    The sound has got to be the single biggest issue of this new formula. It hardly matters what else has changed or remained the same.
    I can understand that its passed now. We wont go back. Formula 1 has moved on. I hope for any people that ever go to a race live that there is always a pre-eco F1 machine to tear up the air for the spectators though. Just an exhibition lap or 10.

  • dude

    They can keep the sound, just fix the damn noses.

  • wchrisg

    People watch horses and bicycle races no one worries about that being too quiet otherwise we would race on elephants and … i don’t know make bicyclist eat more beans.

    For TV a good sound engineer can bring out the best quality of the engines. I thought the Camera mics did not do justice to the engine tone.

    Could be worse.

  • raceviper13

    Let them use speakers to simulate whatever sound they want. Additionally, Williams can try to fool RedBull into thinking they are still “blowing” the exhaust and force them to try to figure out what tricks they are pulling.

  • nofahz

    I enjoyed: the dulcet tones of a Caterham being hoisted by a crane

  • @_canuck_

    I think if everyone had their way V12’s would be the choice, but if you download the race with just natural sounds and crank it on a decent system the new cars are pretty good.
    Give them some more fuel and dual pipes.

    • dude

      Arghh matey!

    • wchrisg

      If we had our way the engine specification would be a box the engine had to fit into then anything goes; V4, V6,v12, v16, Boxers, Turbines, Wankel, Rotary Piston, Mr. Fusion, Genetically engineered super kittens on treadmills.
      You could have limits: Must run on Gasoline or Tuna and you can only have 5 engines/kittens per season. At the end of the season you would have to find them a good home.

  • @_canuck_

    that’s going deep brah.
    Maybe get some radioactive tuna from japan.

  • CH

    Ditto Mr. Waterford’s post above. In more ways than just the sound the ‘new’ f1 is muffled. Everyone start with the same fuel allotment of course, but the flow rate at which it can be used is to be ruled too?? Heaven forbid they should allow the team to manage that.
    I could see a Newey exiting this bureaucratic rules-upon -rules-laden mess. I’ve been an F1 fan for decades, has been my favorite series, but there is ever less a window for a Jim Hall, a Chapman, a Newey. Tighter and tighter more spec-like its becoming. And I don’t have any fan friend that gives a hoot about ‘green’ for racing cars. I await a study of how much ‘environmentally wasteful’ fuel it takes to transport the f1 circus around the world, and that’s not even done in the most fuel-efficient travel schedule.

  • Robert

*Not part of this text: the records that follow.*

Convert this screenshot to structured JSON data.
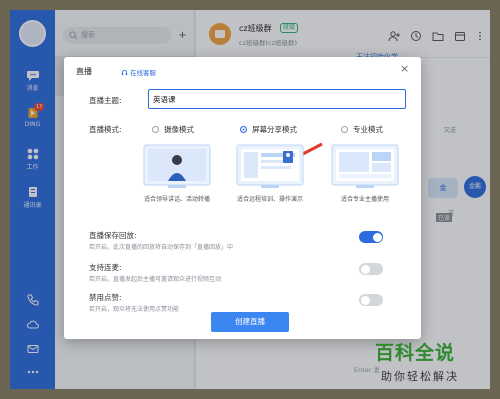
{
  "rail": {
    "items": [
      {
        "label": "消息",
        "icon": "chat-icon"
      },
      {
        "label": "DING",
        "icon": "ding-icon",
        "badge": "13"
      },
      {
        "label": "工作",
        "icon": "work-grid-icon"
      },
      {
        "label": "通讯录",
        "icon": "contacts-icon"
      }
    ],
    "bottom_icons": [
      "phone-icon",
      "cloud-icon",
      "mail-icon",
      "more-icon"
    ]
  },
  "sessions": {
    "search_placeholder": "搜索",
    "add_label": "+"
  },
  "chat": {
    "group_name": "cz班级群",
    "group_tag": "班级",
    "group_sub": "cz班级群(cz班级群)",
    "notice": "无法初始化学",
    "side_text_1": "又送",
    "side_text_2": "送",
    "bubble": "金",
    "me_avatar": "金鹏",
    "input_hint": "Enter 发",
    "badge_text": "已读"
  },
  "modal": {
    "title": "直播",
    "cs_link": "在线客服",
    "close": "×",
    "theme_label": "直播主题:",
    "theme_value": "英语课",
    "mode_label": "直播模式:",
    "modes": [
      {
        "label": "摄像模式",
        "desc": "适合领导讲话、活动转播",
        "checked": false
      },
      {
        "label": "屏幕分享模式",
        "desc": "适合远程培训、操作演示",
        "checked": true
      },
      {
        "label": "专业模式",
        "desc": "适合专业主播使用",
        "checked": false
      }
    ],
    "settings": [
      {
        "title": "直播保存回放:",
        "desc": "若开启，此次直播的回放将自动保存到「直播回放」中",
        "on": true
      },
      {
        "title": "支持连麦:",
        "desc": "若开启，直播发起后主播可邀请观众进行视频互动",
        "on": false
      },
      {
        "title": "禁用点赞:",
        "desc": "若开启，观众将无法使用点赞功能",
        "on": false
      }
    ],
    "create_button": "创建直播"
  },
  "colors": {
    "accent": "#2d6cdf",
    "button": "#3b86f0",
    "arrow": "#e23b2e",
    "watermark": "#2f8a2f"
  },
  "watermark": {
    "main": "百科全说",
    "sub": "助你轻松解决"
  }
}
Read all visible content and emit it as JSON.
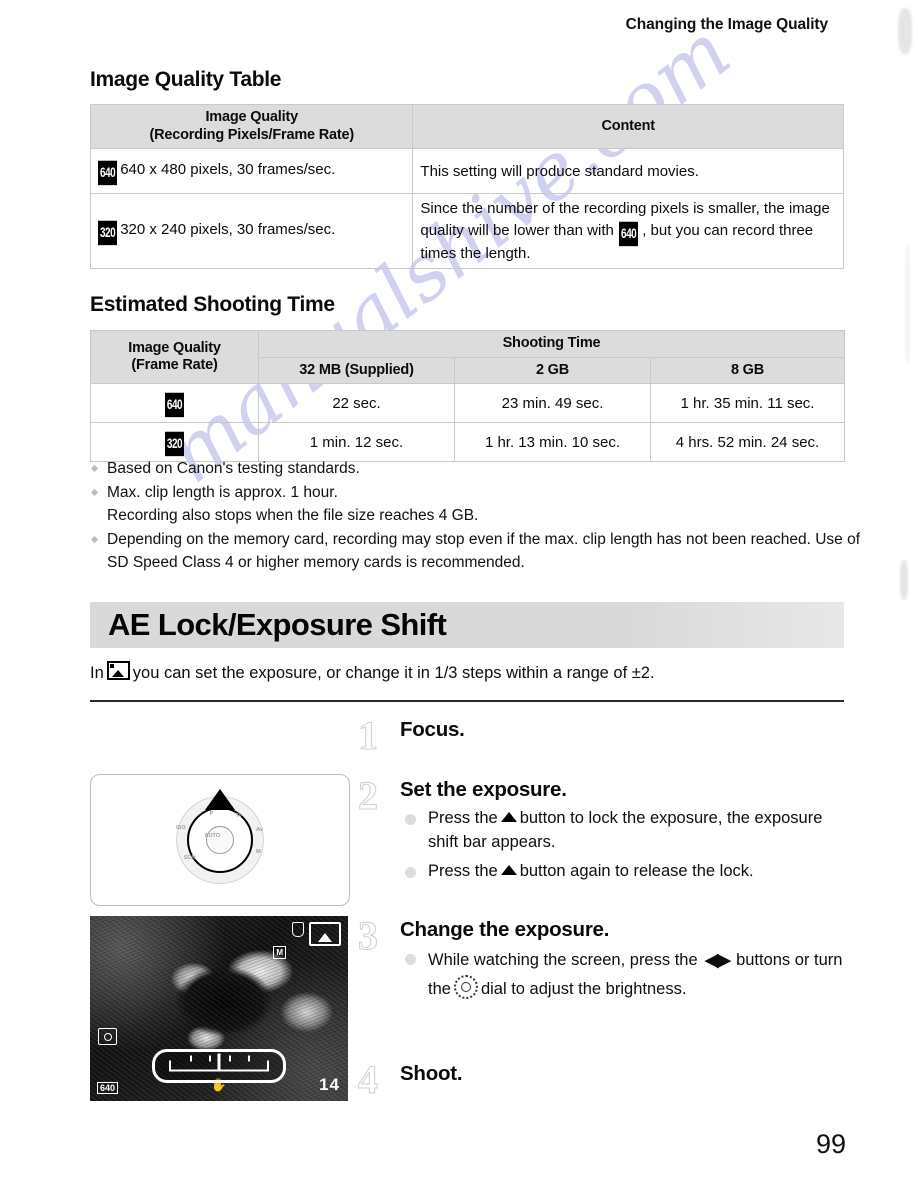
{
  "header": {
    "running_title": "Changing the Image Quality"
  },
  "watermark": {
    "text": "manualshive.com"
  },
  "sections": {
    "image_quality_table": {
      "heading": "Image Quality Table",
      "columns": {
        "quality_line1": "Image Quality",
        "quality_line2": "(Recording Pixels/Frame Rate)",
        "content": "Content"
      },
      "rows": [
        {
          "badge": "640",
          "spec": "640 x 480 pixels, 30 frames/sec.",
          "content": "This setting will produce standard movies."
        },
        {
          "badge": "320",
          "spec": "320 x 240 pixels, 30 frames/sec.",
          "content_part1": "Since the number of the recording pixels is smaller, the image quality will be lower than with",
          "content_badge": "640",
          "content_part2": ", but you can record three times the length."
        }
      ]
    },
    "estimated_shooting_time": {
      "heading": "Estimated Shooting Time",
      "columns": {
        "quality_line1": "Image Quality",
        "quality_line2": "(Frame Rate)",
        "shooting_time": "Shooting Time",
        "c_32mb": "32 MB (Supplied)",
        "c_2gb": "2 GB",
        "c_8gb": "8 GB"
      },
      "rows": [
        {
          "badge": "640",
          "v_32mb": "22 sec.",
          "v_2gb": "23 min. 49 sec.",
          "v_8gb": "1 hr. 35 min. 11 sec."
        },
        {
          "badge": "320",
          "v_32mb": "1 min. 12 sec.",
          "v_2gb": "1 hr. 13 min. 10 sec.",
          "v_8gb": "4 hrs. 52 min. 24 sec."
        }
      ]
    },
    "notes": [
      "Based on Canon's testing standards.",
      "Max. clip length is approx. 1 hour.\nRecording also stops when the file size reaches 4 GB.",
      "Depending on the memory card, recording may stop even if the max. clip length has not been reached. Use of SD Speed Class 4 or higher memory cards is recommended."
    ],
    "ae_lock": {
      "banner_title": "AE Lock/Exposure Shift",
      "intro_before": "In",
      "intro_after": "you can set the exposure, or change it in 1/3 steps within a range of ±2.",
      "steps": [
        {
          "number": "1",
          "title": "Focus.",
          "bullets": []
        },
        {
          "number": "2",
          "title": "Set the exposure.",
          "bullets": [
            {
              "before": "Press the",
              "after": "button to lock the exposure, the exposure shift bar appears."
            },
            {
              "before": "Press the",
              "after": "button again to release the lock."
            }
          ]
        },
        {
          "number": "3",
          "title": "Change the exposure.",
          "bullets": [
            {
              "before": "While watching the screen, press the",
              "mid": "buttons or turn the",
              "after": "dial to adjust the brightness."
            }
          ]
        },
        {
          "number": "4",
          "title": "Shoot.",
          "bullets": []
        }
      ]
    }
  },
  "figures": {
    "dial": {
      "marks": [
        "P",
        "Tv",
        "Av",
        "M",
        "SCN",
        "AUTO",
        "ISO"
      ]
    },
    "lcd": {
      "osd_quality_badge": "M",
      "osd_resolution": "640",
      "osd_hand_icon": "✋",
      "osd_shots_remaining": "14"
    }
  },
  "footer": {
    "page_number": "99"
  }
}
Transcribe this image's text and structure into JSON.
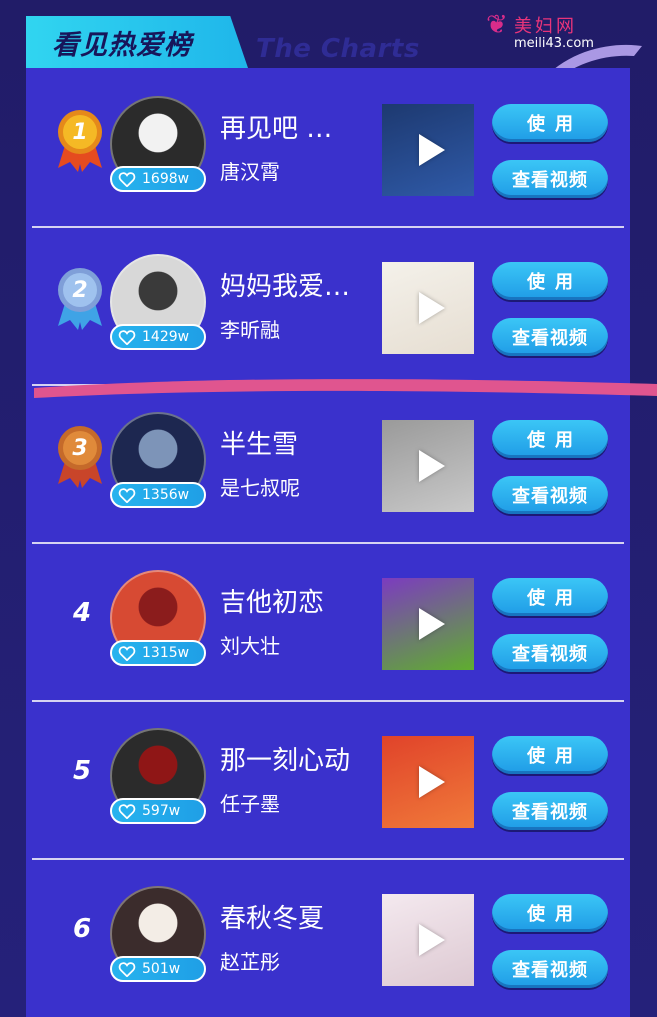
{
  "header": {
    "title": "看见热爱榜",
    "subtitle": "The Charts"
  },
  "watermark": {
    "brand": "美妇网",
    "url": "meili43.com"
  },
  "buttons": {
    "use_label": "使用",
    "video_label": "查看视频"
  },
  "songs": [
    {
      "rank": "1",
      "title": "再见吧 …",
      "artist": "唐汉霄",
      "likes": "1698w",
      "medal": "gold-medal-icon",
      "cover_colors": [
        "#1d3970",
        "#2f5aa8"
      ]
    },
    {
      "rank": "2",
      "title": "妈妈我爱…",
      "artist": "李昕融",
      "likes": "1429w",
      "medal": "silver-medal-icon",
      "cover_colors": [
        "#f4f1ea",
        "#e6ded2"
      ]
    },
    {
      "rank": "3",
      "title": "半生雪",
      "artist": "是七叔呢",
      "likes": "1356w",
      "medal": "bronze-medal-icon",
      "cover_colors": [
        "#9a9a9a",
        "#c9c9c9"
      ]
    },
    {
      "rank": "4",
      "title": "吉他初恋",
      "artist": "刘大壮",
      "likes": "1315w",
      "cover_colors": [
        "#7c3bc0",
        "#5fae2e"
      ]
    },
    {
      "rank": "5",
      "title": "那一刻心动",
      "artist": "任子墨",
      "likes": "597w",
      "cover_colors": [
        "#e0432a",
        "#f07a3a"
      ]
    },
    {
      "rank": "6",
      "title": "春秋冬夏",
      "artist": "赵芷彤",
      "likes": "501w",
      "cover_colors": [
        "#f4e9ef",
        "#ddc9d2"
      ]
    }
  ],
  "colors": {
    "background": "#211c68",
    "panel": "#3a31cc",
    "accent": "#1fb6ea",
    "annotation": "#e0558f"
  }
}
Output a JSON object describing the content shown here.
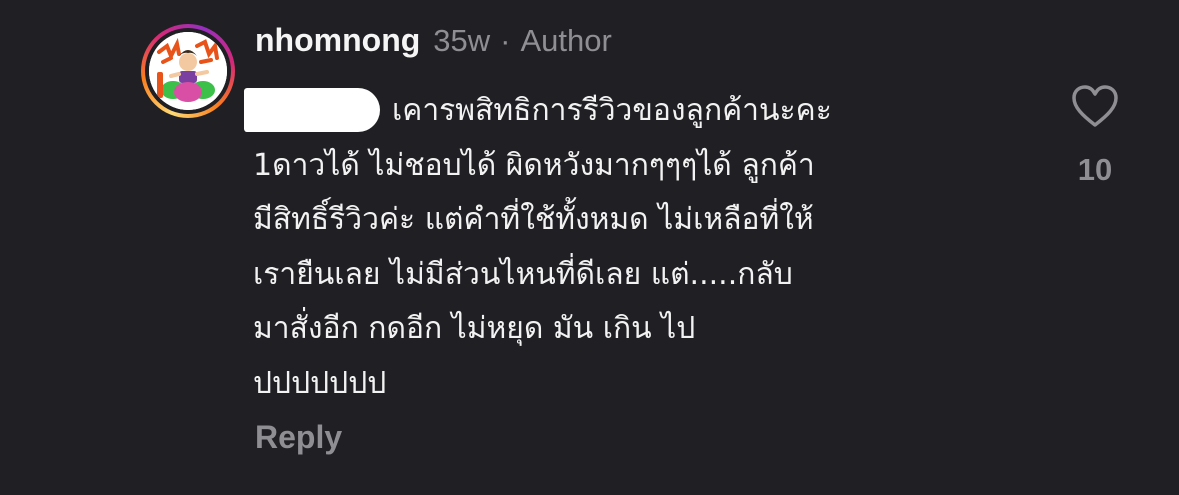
{
  "comment": {
    "username": "nhomnong",
    "age": "35w",
    "separator": "·",
    "role_badge": "Author",
    "text_lines": [
      "เคารพสิทธิการรีวิวของลูกค้านะคะ",
      "1ดาวได้ ไม่ชอบได้ ผิดหวังมากๆๆๆได้ ลูกค้า",
      "มีสิทธิ์รีวิวค่ะ แต่คำที่ใช้ทั้งหมด ไม่เหลือที่ให้",
      "เรายืนเลย ไม่มีส่วนไหนที่ดีเลย แต่.....กลับ",
      "มาสั่งอีก กดอีก ไม่หยุด มัน เกิน ไป",
      "ปปปปปปป"
    ],
    "reply_label": "Reply",
    "like_count": "10",
    "like_icon": "heart-outline-icon",
    "avatar_icon": "cartoon-avatar"
  },
  "colors": {
    "background": "#1f1f24",
    "primary_text": "#f2f2f2",
    "secondary_text": "#8e8e93",
    "avatar_ring": [
      "#feda75",
      "#fa7e1e",
      "#d62976",
      "#962fbf"
    ]
  }
}
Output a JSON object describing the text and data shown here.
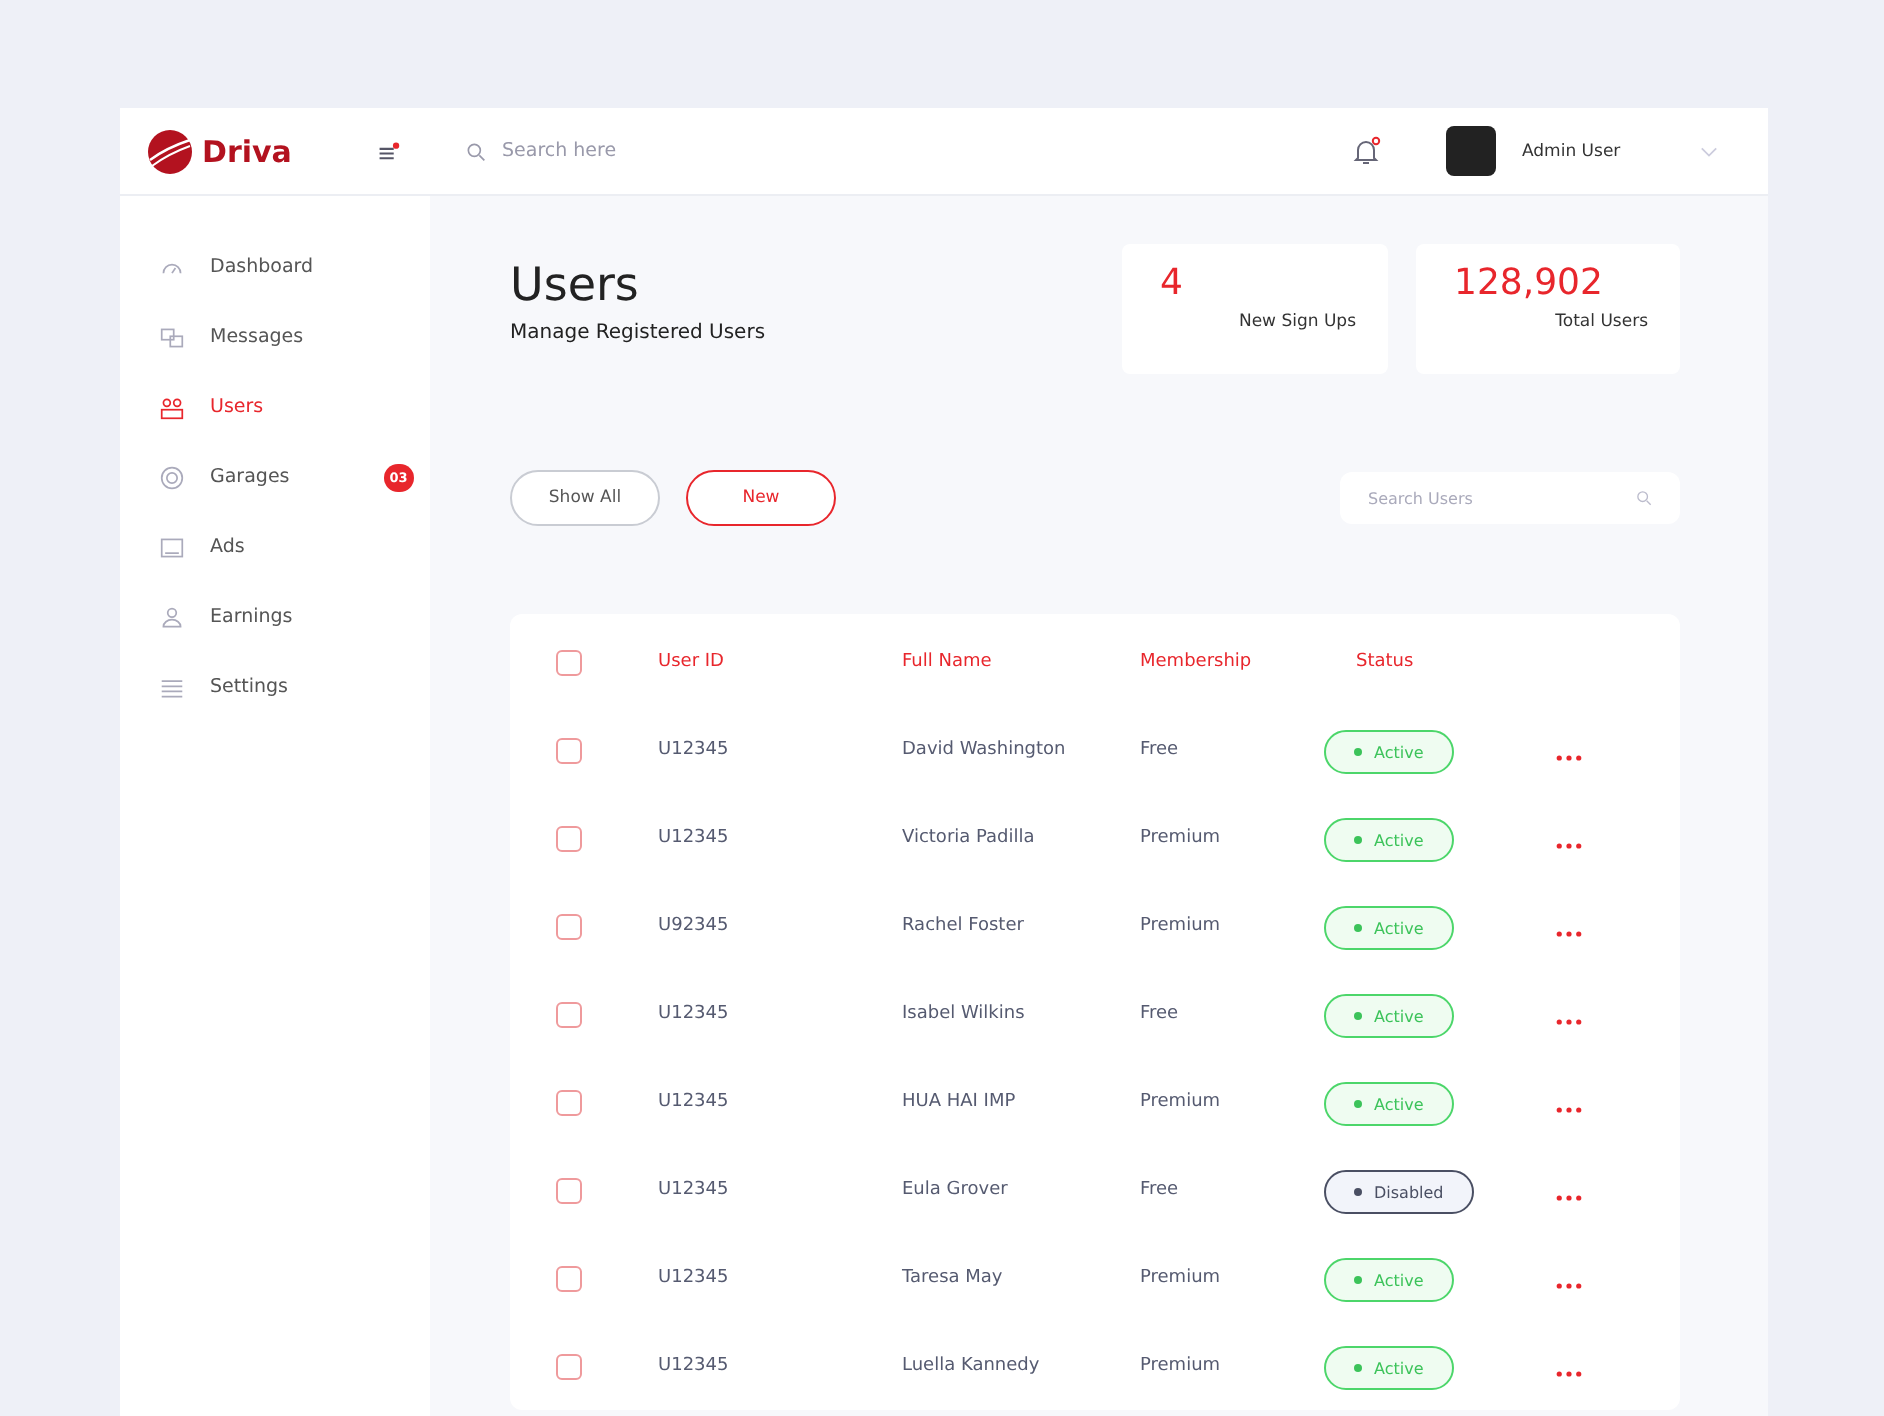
{
  "header": {
    "brand": "Driva",
    "search": {
      "placeholder": "Search here"
    },
    "user": {
      "name": "Admin User"
    }
  },
  "sidebar": {
    "items": [
      {
        "label": "Dashboard",
        "selected": false
      },
      {
        "label": "Messages",
        "selected": false
      },
      {
        "label": "Users",
        "selected": true
      },
      {
        "label": "Garages",
        "selected": false,
        "badge": "03"
      },
      {
        "label": "Ads",
        "selected": false
      },
      {
        "label": "Earnings",
        "selected": false
      },
      {
        "label": "Settings",
        "selected": false
      }
    ]
  },
  "page": {
    "title": "Users",
    "subtitle": "Manage Registered Users"
  },
  "stats": [
    {
      "value": "4",
      "label": "New Sign Ups"
    },
    {
      "value": "128,902",
      "label": "Total Users"
    }
  ],
  "filters": [
    {
      "label": "Show All",
      "selected": false
    },
    {
      "label": "New",
      "selected": true
    }
  ],
  "user_search": {
    "placeholder": "Search Users"
  },
  "table": {
    "select_all_checked": false,
    "columns": [
      "User ID",
      "Full Name",
      "Membership",
      "Status"
    ],
    "rows": [
      {
        "checked": false,
        "id": "U12345",
        "name": "David Washington",
        "membership": "Free",
        "status": "Active",
        "kind": "active"
      },
      {
        "checked": false,
        "id": "U12345",
        "name": "Victoria Padilla",
        "membership": "Premium",
        "status": "Active",
        "kind": "active"
      },
      {
        "checked": false,
        "id": "U92345",
        "name": "Rachel Foster",
        "membership": "Premium",
        "status": "Active",
        "kind": "active"
      },
      {
        "checked": false,
        "id": "U12345",
        "name": "Isabel Wilkins",
        "membership": "Free",
        "status": "Active",
        "kind": "active"
      },
      {
        "checked": false,
        "id": "U12345",
        "name": "HUA HAI IMP",
        "membership": "Premium",
        "status": "Active",
        "kind": "active"
      },
      {
        "checked": false,
        "id": "U12345",
        "name": "Eula Grover",
        "membership": "Free",
        "status": "Disabled",
        "kind": "disabled"
      },
      {
        "checked": false,
        "id": "U12345",
        "name": "Taresa May",
        "membership": "Premium",
        "status": "Active",
        "kind": "active"
      },
      {
        "checked": false,
        "id": "U12345",
        "name": "Luella Kannedy",
        "membership": "Premium",
        "status": "Active",
        "kind": "active"
      }
    ]
  }
}
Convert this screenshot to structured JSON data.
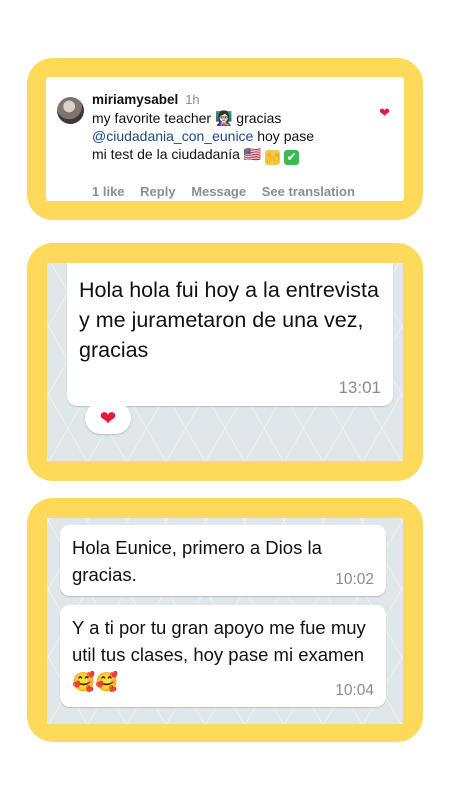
{
  "comment": {
    "username": "miriamysabel",
    "time": "1h",
    "text_before": "my favorite teacher",
    "text_after_emoji": "gracias",
    "mention": "@ciudadania_con_eunice",
    "text_after_mention": "hoy pase",
    "line3": "mi test de la ciudadanía",
    "emoji_teacher": "👩🏻‍🏫",
    "emoji_flag": "🇺🇸",
    "emoji_hands": "🙌",
    "emoji_check": "✔",
    "actions": {
      "likes": "1 like",
      "reply": "Reply",
      "message": "Message",
      "translate": "See translation"
    },
    "heart_color": "#e5193b"
  },
  "chat1": {
    "message": "Hola hola fui hoy a la entrevista y me jurametaron de una vez, gracias",
    "time": "13:01",
    "reaction": "❤"
  },
  "chat2": {
    "messages": [
      {
        "text": "Hola Eunice, primero a Dios la gracias.",
        "time": "10:02"
      },
      {
        "text": "Y a ti por tu gran apoyo me fue muy util tus clases, hoy pase mi examen 🥰🥰",
        "time": "10:04"
      }
    ]
  },
  "colors": {
    "frame": "#ffd95a",
    "chat_bg": "#dfe7ea",
    "mention": "#1c4a8c"
  }
}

    I’ve been to races during the V10 with traction control and V8 engine formats. The noise actually send chills down your spine when you hear the engine roar specially on the first lap and every fan looks for that. This year’s opening race actually made me feel asleep after the first 10 laps….I always have watched F1 since my high school days when the turbos of Brabham and Renault debuted and the sound was clearly loud and powerful. The 2014 cars sound more like a maid vacuuming the carpet to me…horrible! I will definitely not watch a live race this year.

  • Don

    For some reason no one is answering the question here. Do you prefer the IndyCar sound of F1?

    I prefer the IndyCar sound.

  • Jonsey

    The new F1 sound has a weird mechanical sound, mixed with a whistling / sucking turbo sound at times. Weird, but not as bad as the new noses look.

    The IndyCar sound is a better IMHO. I’d suggest watching this,

    • It’s definitely “sucking”. One of my fav ad campaigns:

    • Ryan

      Thanks for that link. That video of Simon has to be the coolest in-car video I’ve seen. The sound was awesome. That needs to be the normal in-car camera angle for races. Figure out a way to integrate the camera into the helmet.

      Great stuff, was giggling like a little kid the whole way through that video.

  • Brian

    Today`s F1 engines sound muted and sick. Almost painful to listen to. I too fell in love with F1 in the late 70s and have F1`s engines – er power units – have always given me goose bumps. Bring them back!!!!

  • Charles

    IndyCar went through the same debate when it moved from V8 to V6 turbo power in 2012.

    Between the new F1 and IndyCar, IndyCar sounds better. The racing is more interesting too.